Toyota and Subaru Face Class-Action Lawsuit Over FR-S, BRZ Valve Spring Recall Fiasco
The recall is said to be doing more damage than the original issue itself, and owners want answers.
Back in March, The Drive broke the story about dozens of 2013 Scion FR-S and Subaru BRZ owners who reported experiencing catastrophic engine failure shortly after a valve spring recall repair largely due to the fact that—full disclosure—I was one of those owners.
Now, Toyota and Subaru are facing a class-action lawsuit that claims the recall fix is, as we originally theorized, causing more problems than it's preventing, increasing the risk of engine failure and, in some cases, causing cars to dangerously catch fire—just like this FR-S in California did 2,000 miles post-recall.

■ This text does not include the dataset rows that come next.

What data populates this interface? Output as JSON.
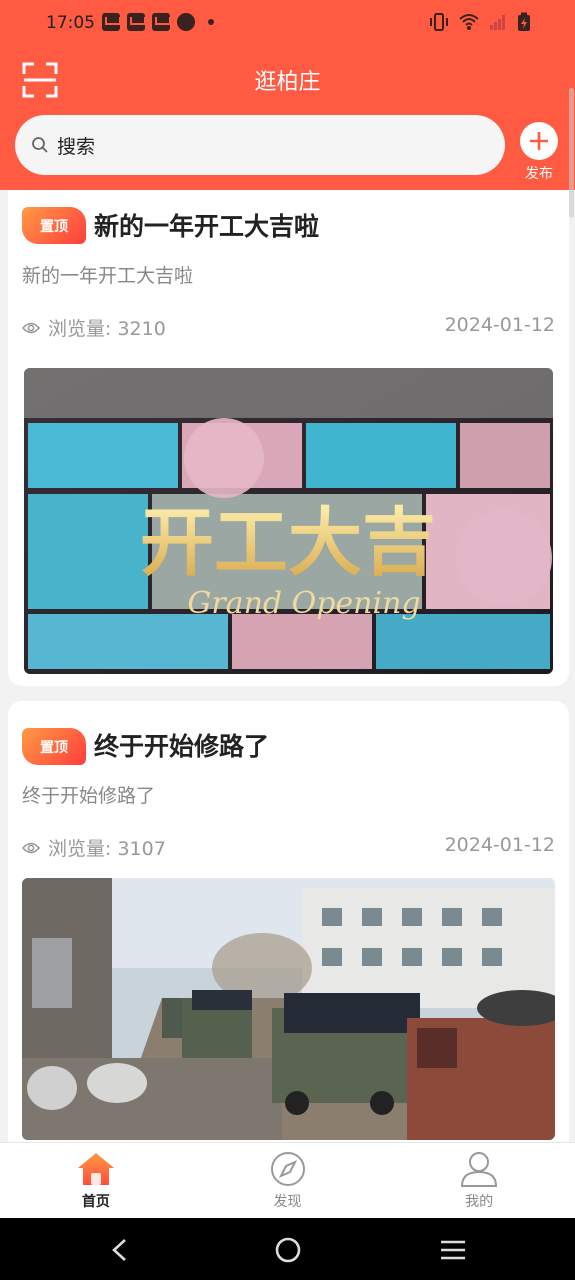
{
  "status": {
    "time": "17:05",
    "icons": [
      "mail-notification-icon",
      "mail-notification-icon",
      "mail-notification-icon",
      "compass-notification-icon",
      "more-dot-icon",
      "vibrate-icon",
      "wifi-icon",
      "signal-icon",
      "battery-charging-icon"
    ]
  },
  "header": {
    "title": "逛柏庄",
    "scan_icon": "scan-icon",
    "search_placeholder": "搜索",
    "publish_label": "发布"
  },
  "posts": [
    {
      "badge": "置顶",
      "title": "新的一年开工大吉啦",
      "summary": "新的一年开工大吉啦",
      "views_label": "浏览量: 3210",
      "date": "2024-01-12",
      "image": {
        "headline": "开工大吉",
        "caption": "Grand Opening"
      }
    },
    {
      "badge": "置顶",
      "title": "终于开始修路了",
      "summary": "终于开始修路了",
      "views_label": "浏览量: 3107",
      "date": "2024-01-12"
    }
  ],
  "tabs": [
    {
      "label": "首页",
      "icon": "home-icon",
      "active": true
    },
    {
      "label": "发现",
      "icon": "compass-icon",
      "active": false
    },
    {
      "label": "我的",
      "icon": "user-icon",
      "active": false
    }
  ],
  "colors": {
    "brand": "#ff5a42",
    "badge_from": "#ff9a44",
    "badge_to": "#ff3d3d"
  }
}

The issue apparently extends beyond the Toyobaru twins as the 2013 Subaru XV Crosstrek and the Subaru Impreza from model years 2012 to 2014 are named in the lawsuit as well.
"Unfortunately, and upon information and belief, the Recall Work is not remedying the hazard, but instead, is increasing the risk of valve spring and/or other engine malfunction, is causing catastrophic engine damage to the Class Vehicles, and is increasing the risk of vehicle crashes caused by vehicles suddenly stalling while being driven," reads the lawsuit via Top Class Actions.
In late 2018, Subaru issued a recall on a total of 400,000 vehicles over valve springs that are apparently at risk of fracturing, causing engines to stall. Since we first reported on the snafu, the Center for Auto Safety has called on the NHTSA, Toyota, and Subaru to put a stop to the repairs until they figure out what's going on. Meanwhile, an FT86Club-curated spreadsheet of post-recall engine failures has ballooned to 75 cars (62 Scions and 13 Subarus). At a glance, 75 reported failures out of the hundreds of thousands of recalled cars doesn't actually sound that bad, but it's important to note that the entire recall campaign was triggered by just 11 valve spring failures over a three-year period.
Outside of FT86Club, many other owners have come forward with stories on Facebook groups, Reddit, and the comment sections of pretty much every one of The Drive's own stories on the situation—including a detailed account from one Cristian Nunez, the class-action lawsuit's lead plaintiff.
According to the suit, Nunez allegedly brought his 2013 Scion FR-S in for the recall in August 2019. The car's engine died and left him on the side of the road a week later. The Toyota dealership in question later found metal shavings in the engine and claimed that Nunez had done something to cause them "when performing prior engine work himself."
"This was in spite of the fact that (1) Plaintiff informed the technicians that he did not, and had not, performed any work on his own vehicle; and (2) these metal shavings were not present when the same dealership performed the Recall Work on Plaintiff’s car one week prior to these events," the lawsuit asserts.
The dealership then allegedly explained to Nunez that he was on the hook for a $6,500 repair before telling the 20-year-old Scion owner that he would have to cough up $1,500 to fly a Toyota rep out for inspection or have the car towed and pick up the tab for the loaner vehicle he was given.
Helmed by Carlson Lynch, the lawsuit calls on U.S. owners or lessees of the 2013 Scion FR-S, 2013 Subaru BRZ, 2012-2014 Subaru Impreza, and 2013 Subaru XV Crosstrek who underwent the valve spring recall and suffered engine failure afterward to contact the law firm here.
When reached for comment, a Toyota spokesperson told The Drive, "The safety and security of our customers are top priorities. We will respond to the allegations in this lawsuit in the appropriate forum." Meanwhile, a Subaru rep replied, "We just received the lawsuit and can't comment on it at the moment."